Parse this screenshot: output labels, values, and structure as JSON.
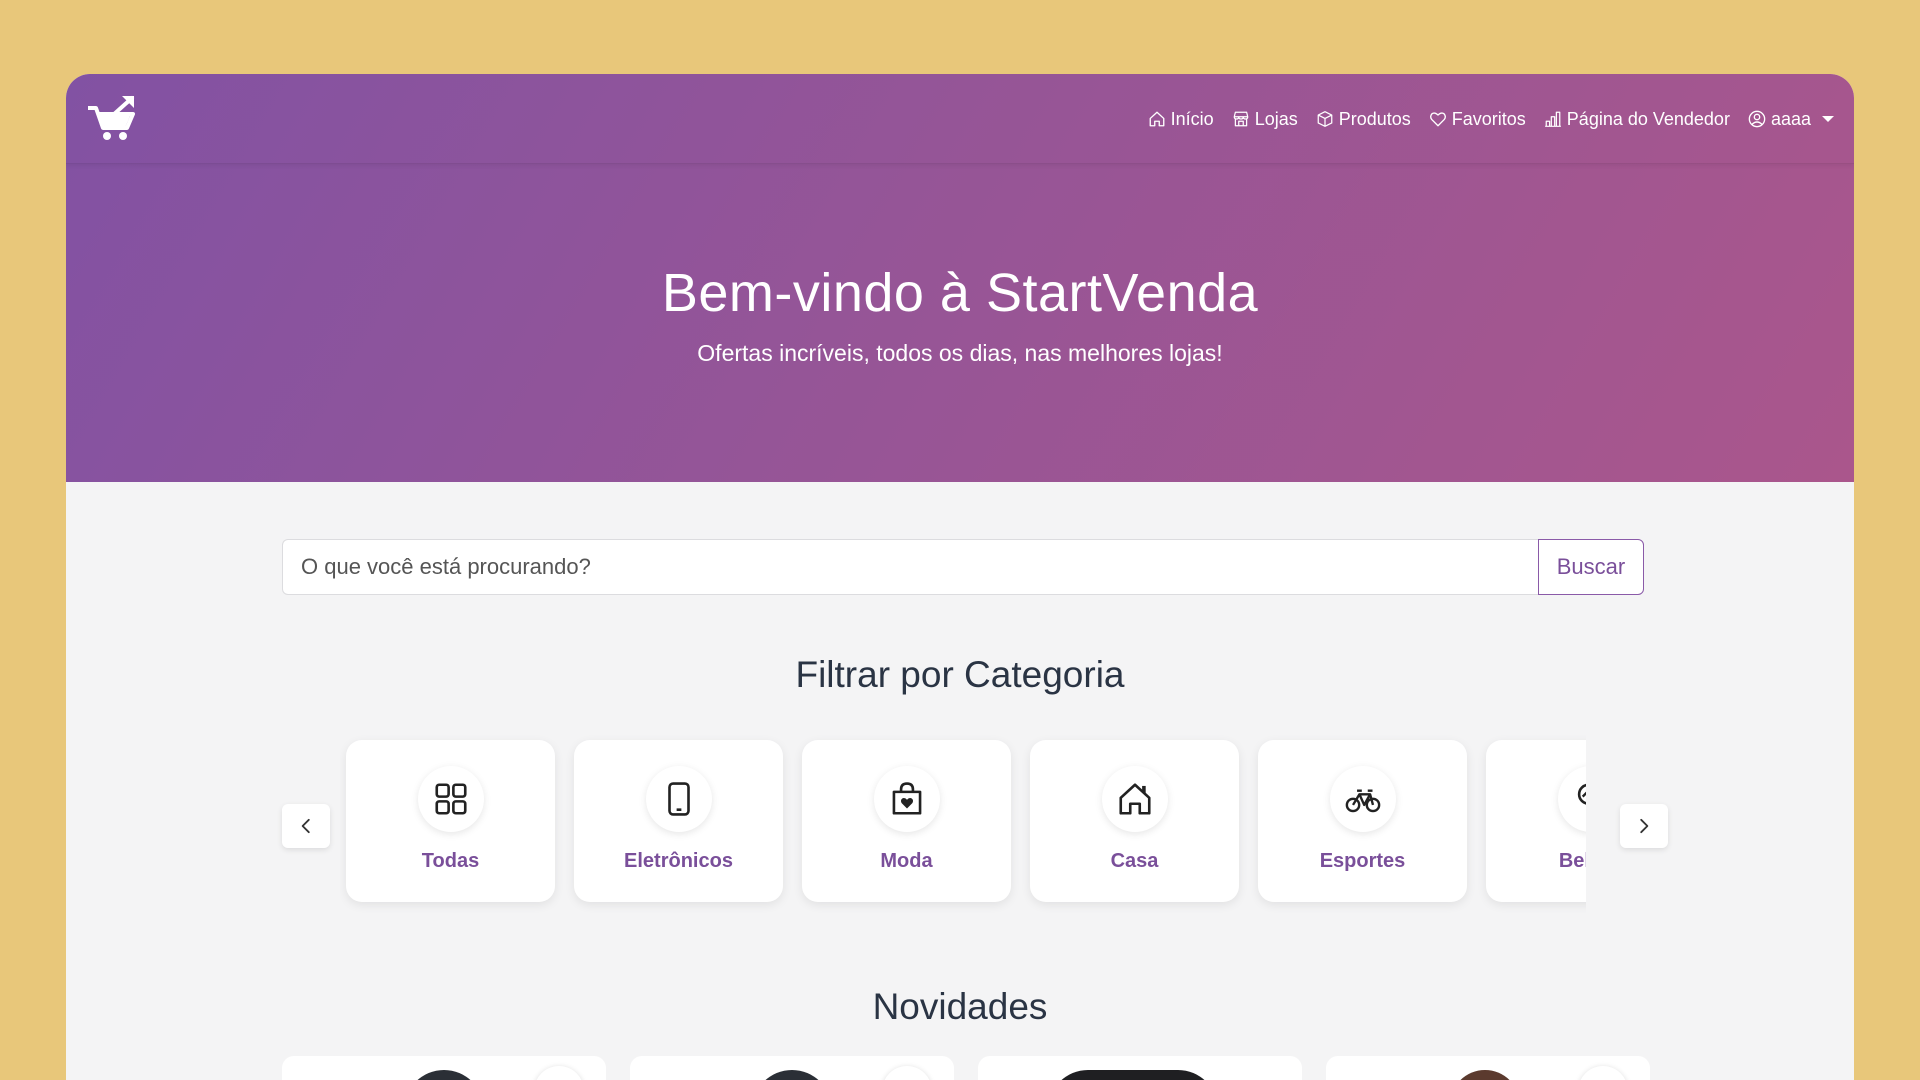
{
  "brand": {
    "logo_icon": "shopping-cart-arrow-icon"
  },
  "nav": {
    "items": [
      {
        "label": "Início",
        "icon": "house-icon"
      },
      {
        "label": "Lojas",
        "icon": "shop-icon"
      },
      {
        "label": "Produtos",
        "icon": "box-icon"
      },
      {
        "label": "Favoritos",
        "icon": "heart-icon"
      },
      {
        "label": "Página do Vendedor",
        "icon": "bar-chart-icon"
      }
    ],
    "user": {
      "label": "aaaa",
      "icon": "person-circle-icon"
    }
  },
  "hero": {
    "title": "Bem-vindo à StartVenda",
    "subtitle": "Ofertas incríveis, todos os dias, nas melhores lojas!"
  },
  "search": {
    "placeholder": "O que você está procurando?",
    "button_label": "Buscar"
  },
  "categories": {
    "title": "Filtrar por Categoria",
    "items": [
      {
        "label": "Todas",
        "icon": "grid-icon"
      },
      {
        "label": "Eletrônicos",
        "icon": "phone-icon"
      },
      {
        "label": "Moda",
        "icon": "bag-heart-icon"
      },
      {
        "label": "Casa",
        "icon": "house-icon"
      },
      {
        "label": "Esportes",
        "icon": "bicycle-icon"
      },
      {
        "label": "Beleza",
        "icon": "beauty-icon"
      }
    ]
  },
  "news": {
    "title": "Novidades"
  },
  "colors": {
    "background": "#E8C77A",
    "hero_start": "#8252a3",
    "hero_end": "#aa568c",
    "accent": "#7a4f9a",
    "heading": "#2a3444"
  }
}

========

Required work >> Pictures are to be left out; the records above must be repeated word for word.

Answer section >>
Parse this screenshot: output labels, values, and structure as JSON.
{
  "brand": {
    "logo_icon": "shopping-cart-arrow-icon"
  },
  "nav": {
    "items": [
      {
        "label": "Início",
        "icon": "house-icon"
      },
      {
        "label": "Lojas",
        "icon": "shop-icon"
      },
      {
        "label": "Produtos",
        "icon": "box-icon"
      },
      {
        "label": "Favoritos",
        "icon": "heart-icon"
      },
      {
        "label": "Página do Vendedor",
        "icon": "bar-chart-icon"
      }
    ],
    "user": {
      "label": "aaaa",
      "icon": "person-circle-icon"
    }
  },
  "hero": {
    "title": "Bem-vindo à StartVenda",
    "subtitle": "Ofertas incríveis, todos os dias, nas melhores lojas!"
  },
  "search": {
    "placeholder": "O que você está procurando?",
    "button_label": "Buscar"
  },
  "categories": {
    "title": "Filtrar por Categoria",
    "items": [
      {
        "label": "Todas",
        "icon": "grid-icon"
      },
      {
        "label": "Eletrônicos",
        "icon": "phone-icon"
      },
      {
        "label": "Moda",
        "icon": "bag-heart-icon"
      },
      {
        "label": "Casa",
        "icon": "house-icon"
      },
      {
        "label": "Esportes",
        "icon": "bicycle-icon"
      },
      {
        "label": "Beleza",
        "icon": "beauty-icon"
      }
    ]
  },
  "news": {
    "title": "Novidades"
  },
  "colors": {
    "background": "#E8C77A",
    "hero_start": "#8252a3",
    "hero_end": "#aa568c",
    "accent": "#7a4f9a",
    "heading": "#2a3444"
  }
}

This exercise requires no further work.